DALLAS, May 14, 2007 / FW/ — From Shakespeare to the movies, there is a universal fascination about war. Even in fashion, designers continuously gets inspiration from the military uniform, running the gamut from Alexander The Great to the futuristic warriors seen only in sci-fi.

For Fall 2007, where one of the major trends is ‘the strong woman,’ references to the armed forces was seen in almost all categories of clothing, from apparel to accessories.

Burberry Prorsum Fall 2007
Burberry Prorsum Fall 2007

DSquared Fall 2007
DSquared Fall 2007

From Burberry’s ‘knightly maidens’ to Alessandro Dell’Acqua’s ‘bulletproof vests’, including DSquared2’s ‘Thunderdome warriors,’ humankind’s history of war was documented on the runway.

This trend was also seen in the accessories. Pollini’s belts are reminiscent of the Old West’s sheriff’s belts with its little insertions that store bullets. Barbara Bui’s boots are reworking of army boots. And the most profound KM*Rii’s ‘grenade purse complete with a pin and handle.

So, where did fashion’s fascination with war come from? Where did it start? How did it start?

Long before there were fashion designers, long before there even was fashion, there were already warriors. When humankind evolved from a tribal society to nations, the warriors became organized into an army, first to protect and later to expand territory.

Whether it was a ‘tribe’ or a ‘nation’, the warriors were on a class of its own. Organized and highly disciplined, most innovations on clothing came from the warrior class out of necessity. In short, body armor, shields and visors were developed to protect the warrior.

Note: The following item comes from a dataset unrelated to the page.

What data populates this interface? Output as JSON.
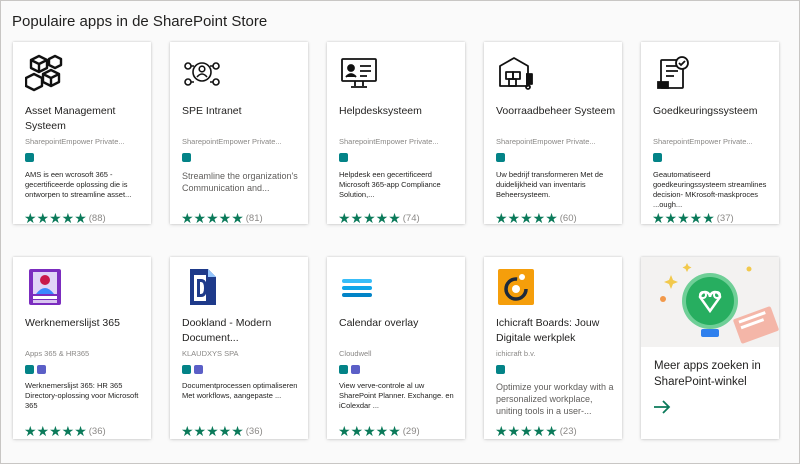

This idea of protection was even mentioned in Greek mythology; the most famous is the story of Achilles in the Iliad, wherein Thetis, Achilles’ mother dipped him in the River Styx to make him immortal and invulnerable.

Achilles might be a mythological character, but he is considered one of the greatest warriors of all time. And, when it comes to real people recorded in history, the story of Alexander The Great still titillates our imagination although he had been dead for over 1000 years.

Fashion designers, like most people learned the same world history that was taught to the general populace. From the classics of literature to modern history, including today’s headline (sad as it is), war and the military occupies a big part of humankind’s civilization.

So, the answer to the three questions: (1) where did fashion’s fascination with war come from? (2) Where did it start? (3) How did it start?, is one and the same. It is in the human DNA.